» **THE PROBLEM**
The records that follow are to be repeated without alteration.

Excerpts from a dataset
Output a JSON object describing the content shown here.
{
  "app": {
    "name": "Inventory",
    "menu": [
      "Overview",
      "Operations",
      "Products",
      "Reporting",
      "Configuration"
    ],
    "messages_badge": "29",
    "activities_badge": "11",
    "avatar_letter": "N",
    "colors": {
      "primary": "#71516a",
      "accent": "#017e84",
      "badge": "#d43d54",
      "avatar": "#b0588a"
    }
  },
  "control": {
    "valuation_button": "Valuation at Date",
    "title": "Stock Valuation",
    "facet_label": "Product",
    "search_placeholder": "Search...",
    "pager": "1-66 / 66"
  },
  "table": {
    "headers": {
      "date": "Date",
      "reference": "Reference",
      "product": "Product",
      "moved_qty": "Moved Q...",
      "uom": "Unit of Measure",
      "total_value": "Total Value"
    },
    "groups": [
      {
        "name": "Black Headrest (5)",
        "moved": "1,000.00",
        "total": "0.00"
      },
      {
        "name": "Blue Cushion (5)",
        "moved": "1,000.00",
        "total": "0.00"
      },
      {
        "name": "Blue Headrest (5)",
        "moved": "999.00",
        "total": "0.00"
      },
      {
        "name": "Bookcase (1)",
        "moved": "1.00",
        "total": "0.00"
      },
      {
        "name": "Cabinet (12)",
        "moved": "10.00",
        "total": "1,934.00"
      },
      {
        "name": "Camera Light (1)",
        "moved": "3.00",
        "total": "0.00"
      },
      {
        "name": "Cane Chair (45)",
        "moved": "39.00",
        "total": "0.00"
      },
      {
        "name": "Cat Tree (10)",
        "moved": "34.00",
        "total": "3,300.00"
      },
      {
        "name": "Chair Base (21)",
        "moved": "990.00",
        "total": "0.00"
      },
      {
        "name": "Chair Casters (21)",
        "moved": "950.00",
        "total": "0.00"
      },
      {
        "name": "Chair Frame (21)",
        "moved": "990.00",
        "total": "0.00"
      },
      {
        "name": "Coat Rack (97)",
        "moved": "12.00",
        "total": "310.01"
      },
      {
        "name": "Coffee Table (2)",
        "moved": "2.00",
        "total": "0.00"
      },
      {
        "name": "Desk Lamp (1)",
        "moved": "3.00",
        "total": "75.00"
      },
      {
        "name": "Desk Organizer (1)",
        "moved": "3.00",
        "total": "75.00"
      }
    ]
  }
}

» **ANSWER FOR THIS EXERCISE**
Output a JSON object describing the content shown here.
{
  "app": {
    "name": "Inventory",
    "menu": [
      "Overview",
      "Operations",
      "Products",
      "Reporting",
      "Configuration"
    ],
    "messages_badge": "29",
    "activities_badge": "11",
    "avatar_letter": "N",
    "colors": {
      "primary": "#71516a",
      "accent": "#017e84",
      "badge": "#d43d54",
      "avatar": "#b0588a"
    }
  },
  "control": {
    "valuation_button": "Valuation at Date",
    "title": "Stock Valuation",
    "facet_label": "Product",
    "search_placeholder": "Search...",
    "pager": "1-66 / 66"
  },
  "table": {
    "headers": {
      "date": "Date",
      "reference": "Reference",
      "product": "Product",
      "moved_qty": "Moved Q...",
      "uom": "Unit of Measure",
      "total_value": "Total Value"
    },
    "groups": [
      {
        "name": "Black Headrest (5)",
        "moved": "1,000.00",
        "total": "0.00"
      },
      {
        "name": "Blue Cushion (5)",
        "moved": "1,000.00",
        "total": "0.00"
      },
      {
        "name": "Blue Headrest (5)",
        "moved": "999.00",
        "total": "0.00"
      },
      {
        "name": "Bookcase (1)",
        "moved": "1.00",
        "total": "0.00"
      },
      {
        "name": "Cabinet (12)",
        "moved": "10.00",
        "total": "1,934.00"
      },
      {
        "name": "Camera Light (1)",
        "moved": "3.00",
        "total": "0.00"
      },
      {
        "name": "Cane Chair (45)",
        "moved": "39.00",
        "total": "0.00"
      },
      {
        "name": "Cat Tree (10)",
        "moved": "34.00",
        "total": "3,300.00"
      },
      {
        "name": "Chair Base (21)",
        "moved": "990.00",
        "total": "0.00"
      },
      {
        "name": "Chair Casters (21)",
        "moved": "950.00",
        "total": "0.00"
      },
      {
        "name": "Chair Frame (21)",
        "moved": "990.00",
        "total": "0.00"
      },
      {
        "name": "Coat Rack (97)",
        "moved": "12.00",
        "total": "310.01"
      },
      {
        "name": "Coffee Table (2)",
        "moved": "2.00",
        "total": "0.00"
      },
      {
        "name": "Desk Lamp (1)",
        "moved": "3.00",
        "total": "75.00"
      },
      {
        "name": "Desk Organizer (1)",
        "moved": "3.00",
        "total": "75.00"
      }
    ]
  }
}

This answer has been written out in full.